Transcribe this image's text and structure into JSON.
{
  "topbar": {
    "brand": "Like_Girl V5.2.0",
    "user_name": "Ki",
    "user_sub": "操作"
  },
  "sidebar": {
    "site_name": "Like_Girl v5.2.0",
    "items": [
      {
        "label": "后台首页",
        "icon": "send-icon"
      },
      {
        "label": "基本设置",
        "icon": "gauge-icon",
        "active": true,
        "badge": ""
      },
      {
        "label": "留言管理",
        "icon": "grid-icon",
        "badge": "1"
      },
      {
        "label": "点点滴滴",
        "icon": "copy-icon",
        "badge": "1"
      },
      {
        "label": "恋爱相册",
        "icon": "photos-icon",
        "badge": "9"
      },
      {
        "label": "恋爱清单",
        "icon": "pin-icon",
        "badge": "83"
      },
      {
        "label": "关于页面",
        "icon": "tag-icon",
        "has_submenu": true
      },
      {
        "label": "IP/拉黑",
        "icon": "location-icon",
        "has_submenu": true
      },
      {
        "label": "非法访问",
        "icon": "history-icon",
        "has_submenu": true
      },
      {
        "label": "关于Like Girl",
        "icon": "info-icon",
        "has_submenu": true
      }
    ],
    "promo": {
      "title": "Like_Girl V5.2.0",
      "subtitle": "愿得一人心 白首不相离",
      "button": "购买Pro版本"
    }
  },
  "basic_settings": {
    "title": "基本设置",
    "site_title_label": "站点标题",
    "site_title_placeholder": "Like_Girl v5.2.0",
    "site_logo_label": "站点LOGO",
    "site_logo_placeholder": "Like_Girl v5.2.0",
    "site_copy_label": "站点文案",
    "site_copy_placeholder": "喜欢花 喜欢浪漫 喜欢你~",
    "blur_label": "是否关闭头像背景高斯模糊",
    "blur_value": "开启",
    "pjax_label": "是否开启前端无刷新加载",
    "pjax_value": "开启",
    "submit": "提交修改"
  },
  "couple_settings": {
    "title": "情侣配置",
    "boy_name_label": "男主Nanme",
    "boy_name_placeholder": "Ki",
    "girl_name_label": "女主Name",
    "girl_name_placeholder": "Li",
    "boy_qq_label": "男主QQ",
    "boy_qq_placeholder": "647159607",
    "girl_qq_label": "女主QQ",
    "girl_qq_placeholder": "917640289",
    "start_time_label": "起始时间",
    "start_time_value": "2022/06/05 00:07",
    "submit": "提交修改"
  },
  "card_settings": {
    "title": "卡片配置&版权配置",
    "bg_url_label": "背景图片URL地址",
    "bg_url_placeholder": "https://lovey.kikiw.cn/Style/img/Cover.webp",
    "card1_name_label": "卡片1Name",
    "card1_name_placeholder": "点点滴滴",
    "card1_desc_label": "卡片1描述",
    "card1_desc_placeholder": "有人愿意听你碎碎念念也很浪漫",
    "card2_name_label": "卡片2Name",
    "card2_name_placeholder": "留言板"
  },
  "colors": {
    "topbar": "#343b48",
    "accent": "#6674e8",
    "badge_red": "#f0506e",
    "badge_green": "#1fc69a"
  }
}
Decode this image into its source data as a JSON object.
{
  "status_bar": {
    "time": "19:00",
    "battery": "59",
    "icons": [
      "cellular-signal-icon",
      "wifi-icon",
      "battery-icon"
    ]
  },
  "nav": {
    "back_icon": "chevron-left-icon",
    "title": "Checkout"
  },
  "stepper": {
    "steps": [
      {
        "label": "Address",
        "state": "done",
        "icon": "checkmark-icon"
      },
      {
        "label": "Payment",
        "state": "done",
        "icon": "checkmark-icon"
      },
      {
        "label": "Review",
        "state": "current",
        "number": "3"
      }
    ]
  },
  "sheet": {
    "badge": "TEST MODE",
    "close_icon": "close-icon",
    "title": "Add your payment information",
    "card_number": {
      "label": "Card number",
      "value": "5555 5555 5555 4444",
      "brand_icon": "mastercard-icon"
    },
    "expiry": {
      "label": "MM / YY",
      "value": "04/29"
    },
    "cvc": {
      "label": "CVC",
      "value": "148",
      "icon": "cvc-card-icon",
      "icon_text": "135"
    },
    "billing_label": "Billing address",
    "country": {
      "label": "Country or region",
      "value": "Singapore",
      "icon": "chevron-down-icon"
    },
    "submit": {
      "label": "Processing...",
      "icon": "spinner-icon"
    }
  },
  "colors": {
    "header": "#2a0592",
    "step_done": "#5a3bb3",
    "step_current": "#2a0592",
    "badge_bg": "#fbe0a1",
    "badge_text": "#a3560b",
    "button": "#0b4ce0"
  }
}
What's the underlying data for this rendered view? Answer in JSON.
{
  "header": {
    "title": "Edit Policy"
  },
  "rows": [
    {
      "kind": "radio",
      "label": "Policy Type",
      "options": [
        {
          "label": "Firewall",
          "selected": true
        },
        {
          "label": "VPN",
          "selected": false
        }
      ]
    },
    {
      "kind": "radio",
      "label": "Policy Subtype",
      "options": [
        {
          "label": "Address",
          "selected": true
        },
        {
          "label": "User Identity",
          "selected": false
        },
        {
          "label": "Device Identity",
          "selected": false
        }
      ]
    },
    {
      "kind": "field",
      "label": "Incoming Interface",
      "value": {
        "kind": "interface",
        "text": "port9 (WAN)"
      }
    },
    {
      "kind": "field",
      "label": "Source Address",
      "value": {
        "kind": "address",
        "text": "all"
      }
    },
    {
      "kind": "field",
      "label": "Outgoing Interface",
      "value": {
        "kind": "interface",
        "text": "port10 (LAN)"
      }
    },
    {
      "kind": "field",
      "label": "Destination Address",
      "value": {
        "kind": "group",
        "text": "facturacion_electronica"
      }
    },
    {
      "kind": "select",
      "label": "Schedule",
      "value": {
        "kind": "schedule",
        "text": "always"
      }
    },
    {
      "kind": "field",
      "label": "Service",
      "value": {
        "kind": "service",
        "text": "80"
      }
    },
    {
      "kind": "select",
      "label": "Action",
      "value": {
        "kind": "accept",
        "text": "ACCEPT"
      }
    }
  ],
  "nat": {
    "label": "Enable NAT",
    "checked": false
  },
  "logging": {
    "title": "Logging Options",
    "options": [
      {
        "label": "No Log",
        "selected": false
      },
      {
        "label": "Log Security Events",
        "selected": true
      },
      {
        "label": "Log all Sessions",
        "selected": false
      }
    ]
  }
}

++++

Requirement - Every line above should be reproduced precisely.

Result for this exercise -
Transcribe this image's text and structure into JSON.
{
  "topbar": {
    "brand": "Like_Girl V5.2.0",
    "user_name": "Ki",
    "user_sub": "操作"
  },
  "sidebar": {
    "site_name": "Like_Girl v5.2.0",
    "items": [
      {
        "label": "后台首页",
        "icon": "send-icon"
      },
      {
        "label": "基本设置",
        "icon": "gauge-icon",
        "active": true,
        "badge": ""
      },
      {
        "label": "留言管理",
        "icon": "grid-icon",
        "badge": "1"
      },
      {
        "label": "点点滴滴",
        "icon": "copy-icon",
        "badge": "1"
      },
      {
        "label": "恋爱相册",
        "icon": "photos-icon",
        "badge": "9"
      },
      {
        "label": "恋爱清单",
        "icon": "pin-icon",
        "badge": "83"
      },
      {
        "label": "关于页面",
        "icon": "tag-icon",
        "has_submenu": true
      },
      {
        "label": "IP/拉黑",
        "icon": "location-icon",
        "has_submenu": true
      },
      {
        "label": "非法访问",
        "icon": "history-icon",
        "has_submenu": true
      },
      {
        "label": "关于Like Girl",
        "icon": "info-icon",
        "has_submenu": true
      }
    ],
    "promo": {
      "title": "Like_Girl V5.2.0",
      "subtitle": "愿得一人心 白首不相离",
      "button": "购买Pro版本"
    }
  },
  "basic_settings": {
    "title": "基本设置",
    "site_title_label": "站点标题",
    "site_title_placeholder": "Like_Girl v5.2.0",
    "site_logo_label": "站点LOGO",
    "site_logo_placeholder": "Like_Girl v5.2.0",
    "site_copy_label": "站点文案",
    "site_copy_placeholder": "喜欢花 喜欢浪漫 喜欢你~",
    "blur_label": "是否关闭头像背景高斯模糊",
    "blur_value": "开启",
    "pjax_label": "是否开启前端无刷新加载",
    "pjax_value": "开启",
    "submit": "提交修改"
  },
  "couple_settings": {
    "title": "情侣配置",
    "boy_name_label": "男主Nanme",
    "boy_name_placeholder": "Ki",
    "girl_name_label": "女主Name",
    "girl_name_placeholder": "Li",
    "boy_qq_label": "男主QQ",
    "boy_qq_placeholder": "647159607",
    "girl_qq_label": "女主QQ",
    "girl_qq_placeholder": "917640289",
    "start_time_label": "起始时间",
    "start_time_value": "2022/06/05 00:07",
    "submit": "提交修改"
  },
  "card_settings": {
    "title": "卡片配置&版权配置",
    "bg_url_label": "背景图片URL地址",
    "bg_url_placeholder": "https://lovey.kikiw.cn/Style/img/Cover.webp",
    "card1_name_label": "卡片1Name",
    "card1_name_placeholder": "点点滴滴",
    "card1_desc_label": "卡片1描述",
    "card1_desc_placeholder": "有人愿意听你碎碎念念也很浪漫",
    "card2_name_label": "卡片2Name",
    "card2_name_placeholder": "留言板"
  },
  "colors": {
    "topbar": "#343b48",
    "accent": "#6674e8",
    "badge_red": "#f0506e",
    "badge_green": "#1fc69a"
  }
}
Decode this image into its source data as a JSON object.
{
  "status_bar": {
    "time": "19:00",
    "battery": "59",
    "icons": [
      "cellular-signal-icon",
      "wifi-icon",
      "battery-icon"
    ]
  },
  "nav": {
    "back_icon": "chevron-left-icon",
    "title": "Checkout"
  },
  "stepper": {
    "steps": [
      {
        "label": "Address",
        "state": "done",
        "icon": "checkmark-icon"
      },
      {
        "label": "Payment",
        "state": "done",
        "icon": "checkmark-icon"
      },
      {
        "label": "Review",
        "state": "current",
        "number": "3"
      }
    ]
  },
  "sheet": {
    "badge": "TEST MODE",
    "close_icon": "close-icon",
    "title": "Add your payment information",
    "card_number": {
      "label": "Card number",
      "value": "5555 5555 5555 4444",
      "brand_icon": "mastercard-icon"
    },
    "expiry": {
      "label": "MM / YY",
      "value": "04/29"
    },
    "cvc": {
      "label": "CVC",
      "value": "148",
      "icon": "cvc-card-icon",
      "icon_text": "135"
    },
    "billing_label": "Billing address",
    "country": {
      "label": "Country or region",
      "value": "Singapore",
      "icon": "chevron-down-icon"
    },
    "submit": {
      "label": "Processing...",
      "icon": "spinner-icon"
    }
  },
  "colors": {
    "header": "#2a0592",
    "step_done": "#5a3bb3",
    "step_current": "#2a0592",
    "badge_bg": "#fbe0a1",
    "badge_text": "#a3560b",
    "button": "#0b4ce0"
  }
}
What's the underlying data for this rendered view? Answer in JSON.
{
  "header": {
    "title": "Edit Policy"
  },
  "rows": [
    {
      "kind": "radio",
      "label": "Policy Type",
      "options": [
        {
          "label": "Firewall",
          "selected": true
        },
        {
          "label": "VPN",
          "selected": false
        }
      ]
    },
    {
      "kind": "radio",
      "label": "Policy Subtype",
      "options": [
        {
          "label": "Address",
          "selected": true
        },
        {
          "label": "User Identity",
          "selected": false
        },
        {
          "label": "Device Identity",
          "selected": false
        }
      ]
    },
    {
      "kind": "field",
      "label": "Incoming Interface",
      "value": {
        "kind": "interface",
        "text": "port9 (WAN)"
      }
    },
    {
      "kind": "field",
      "label": "Source Address",
      "value": {
        "kind": "address",
        "text": "all"
      }
    },
    {
      "kind": "field",
      "label": "Outgoing Interface",
      "value": {
        "kind": "interface",
        "text": "port10 (LAN)"
      }
    },
    {
      "kind": "field",
      "label": "Destination Address",
      "value": {
        "kind": "group",
        "text": "facturacion_electronica"
      }
    },
    {
      "kind": "select",
      "label": "Schedule",
      "value": {
        "kind": "schedule",
        "text": "always"
      }
    },
    {
      "kind": "field",
      "label": "Service",
      "value": {
        "kind": "service",
        "text": "80"
      }
    },
    {
      "kind": "select",
      "label": "Action",
      "value": {
        "kind": "accept",
        "text": "ACCEPT"
      }
    }
  ],
  "nat": {
    "label": "Enable NAT",
    "checked": false
  },
  "logging": {
    "title": "Logging Options",
    "options": [
      {
        "label": "No Log",
        "selected": false
      },
      {
        "label": "Log Security Events",
        "selected": true
      },
      {
        "label": "Log all Sessions",
        "selected": false
      }
    ]
  }
}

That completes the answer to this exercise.